Where problems lie when searching for the best education for a child
Published 14/06/2011 | 05:00
> Restricting entry to all-Irish schools to children of parents who are fluent in the language.
David McWilliams's book 'The Pope's Children' gave expression to the view that the all-Irish gaelscoileanna, in urban areas at least, are dominated by a highly motivated, middle-class elite who gain entry for their children on the basis that they speak Irish at home.
> Favouring children of past pupils.
The "old-school tie" is the popular description of the practice of giving priority to children of past pupils, teachers or a benefactor of the school. Most often associated with fee-paying schools, but it is common. Schools say it helps build their ethos, but it is at the root of an Equality Tribunal finding that its application amounted to indirect discrimination against a Traveller.
> First come, first served.
This leads to parents racing to put their son or daughter's name down for a school as soon as they are born, leading to five-year waiting lists, which has the effect of excluding families who have recently moved to an area.
> Special needs pupils.

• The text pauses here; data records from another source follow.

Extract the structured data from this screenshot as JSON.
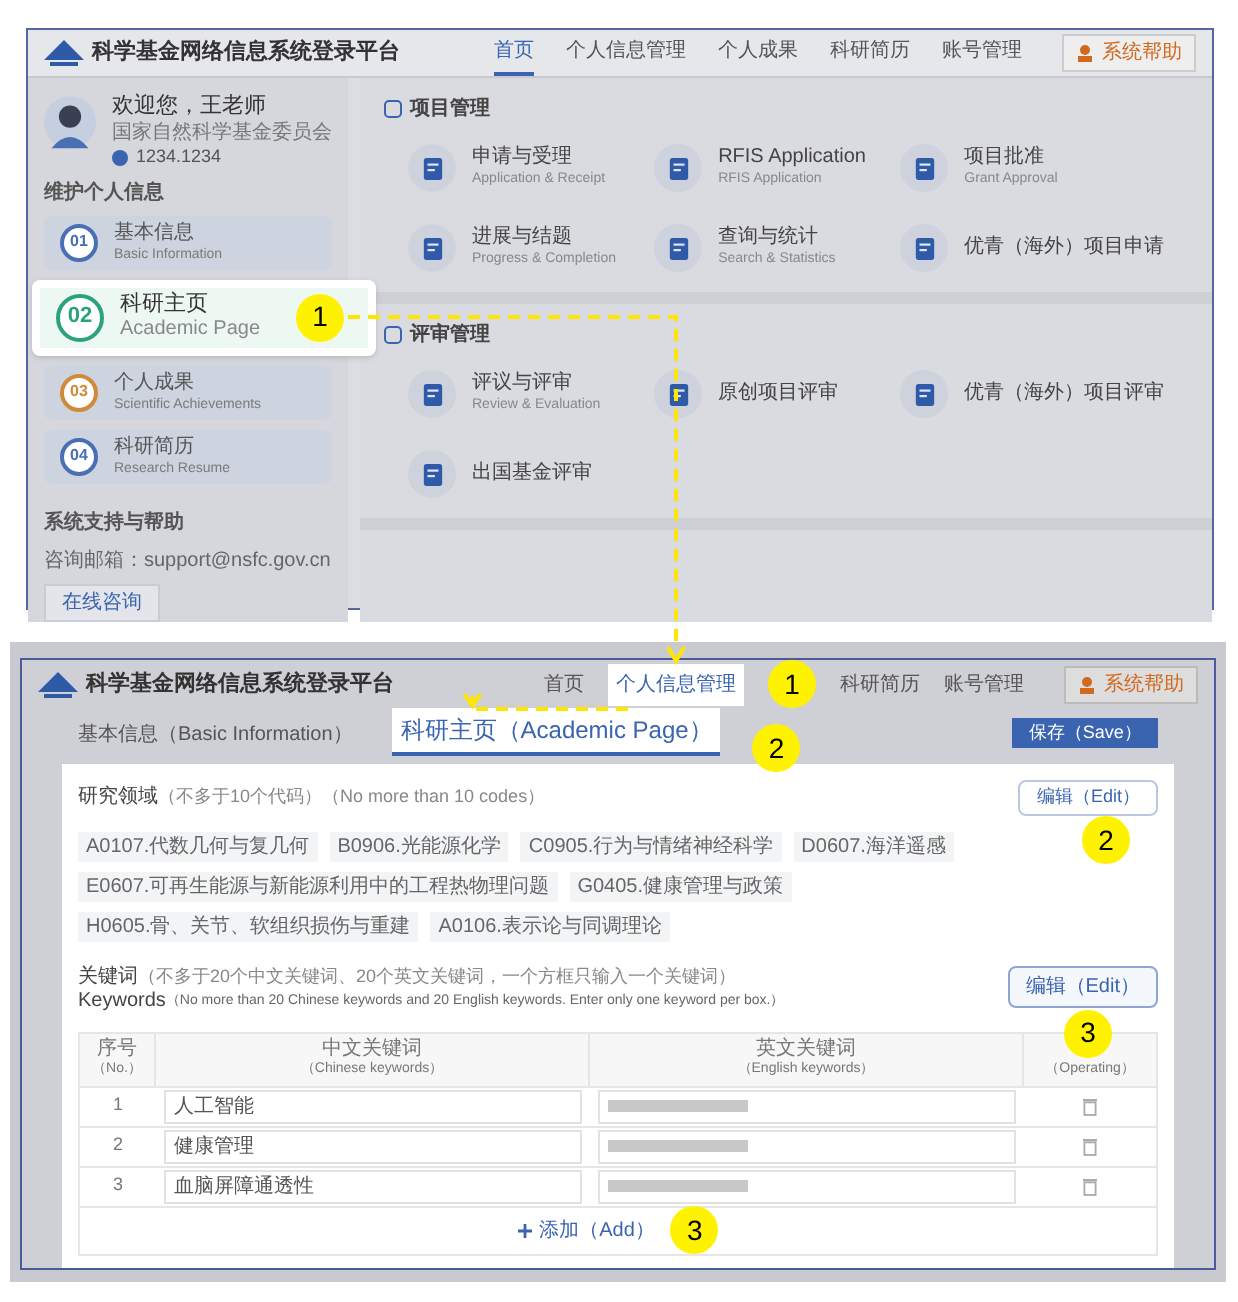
{
  "overview_screen": {
    "title": "科学基金网络信息系统登录平台",
    "nav": [
      {
        "label": "首页",
        "selected": true
      },
      {
        "label": "个人信息管理",
        "selected": false
      },
      {
        "label": "个人成果",
        "selected": false
      },
      {
        "label": "科研简历",
        "selected": false
      },
      {
        "label": "账号管理",
        "selected": false
      }
    ],
    "nav_button": "系统帮助",
    "profile": {
      "greeting": "欢迎您，王老师",
      "org": "国家自然科学基金委员会",
      "phone": "1234.1234"
    },
    "sidebar_heading": "维护个人信息",
    "sidebar_items": [
      {
        "number": "01",
        "title": "基本信息",
        "subtitle": "Basic Information",
        "color": "#4a6fb5",
        "selected": false
      },
      {
        "number": "02",
        "title": "科研主页",
        "subtitle": "Academic Page",
        "color": "#2aa37a",
        "selected": true
      },
      {
        "number": "03",
        "title": "个人成果",
        "subtitle": "Scientific Achievements",
        "color": "#d08a3a",
        "selected": false
      },
      {
        "number": "04",
        "title": "科研简历",
        "subtitle": "Research Resume",
        "color": "#4a6fb5",
        "selected": false
      }
    ],
    "support": {
      "heading": "系统支持与帮助",
      "email": "咨询邮箱：support@nsfc.gov.cn",
      "button": "在线咨询"
    },
    "sections": [
      {
        "title": "项目管理",
        "items": [
          {
            "title": "申请与受理",
            "subtitle": "Application & Receipt"
          },
          {
            "title": "RFIS Application",
            "subtitle": "RFIS Application"
          },
          {
            "title": "项目批准",
            "subtitle": "Grant Approval"
          },
          {
            "title": "进展与结题",
            "subtitle": "Progress & Completion"
          },
          {
            "title": "查询与统计",
            "subtitle": "Search & Statistics"
          },
          {
            "title": "优青（海外）项目申请"
          }
        ]
      },
      {
        "title": "评审管理",
        "items": [
          {
            "title": "评议与评审",
            "subtitle": "Review & Evaluation"
          },
          {
            "title": "原创项目评审"
          },
          {
            "title": "优青（海外）项目评审"
          },
          {
            "title": "出国基金评审"
          }
        ]
      }
    ]
  },
  "detail_screen": {
    "title": "科学基金网络信息系统登录平台",
    "nav": [
      {
        "label": "首页",
        "selected": false
      },
      {
        "label": "个人信息管理",
        "selected": true
      },
      {
        "label": "科研简历",
        "selected": false
      },
      {
        "label": "账号管理",
        "selected": false
      }
    ],
    "nav_button": "系统帮助",
    "tabs": [
      {
        "label": "基本信息（Basic Information）",
        "selected": false
      },
      {
        "label": "科研主页（Academic Page）",
        "selected": true
      }
    ],
    "save_button": "保存（Save）",
    "research_fields": {
      "heading": "研究领域",
      "note": "（不多于10个代码）（No more than 10 codes）",
      "edit_button": "编辑（Edit）",
      "tags": [
        "A0107.代数几何与复几何",
        "B0906.光能源化学",
        "C0905.行为与情绪神经科学",
        "D0607.海洋遥感",
        "E0607.可再生能源与新能源利用中的工程热物理问题",
        "G0405.健康管理与政策",
        "H0605.骨、关节、软组织损伤与重建",
        "A0106.表示论与同调理论"
      ]
    },
    "keywords": {
      "heading": "关键词",
      "note": "（不多于20个中文关键词、20个英文关键词，一个方框只输入一个关键词）",
      "heading_en": "Keywords",
      "note_en": "（No more than 20 Chinese keywords and 20 English keywords. Enter only one keyword per box.）",
      "edit_button": "编辑（Edit）",
      "columns": [
        {
          "title": "序号",
          "subtitle": "（No.）"
        },
        {
          "title": "中文关键词",
          "subtitle": "（Chinese keywords）"
        },
        {
          "title": "英文关键词",
          "subtitle": "（English keywords）"
        },
        {
          "subtitle": "（Operating）"
        }
      ],
      "rows": [
        {
          "no": "1",
          "chinese": "人工智能"
        },
        {
          "no": "2",
          "chinese": "健康管理"
        },
        {
          "no": "3",
          "chinese": "血脑屏障通透性"
        }
      ],
      "add_button": "添加（Add）"
    }
  },
  "callouts": [
    "1",
    "1",
    "2",
    "2",
    "3",
    "3"
  ]
}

Schools in the vocational sector complain that they take more than their fair share of pupils with special needs -- such as those from economically disadvantaged backgrounds or those with a disability or learning difficulty -- often as a result of another school suggesting to parents that it is better equipped to deal with them.
> Booking deposits.
Although disallowed, some schools seek non-refundable "administration fees", of, say, €50, to put a name on a waiting list.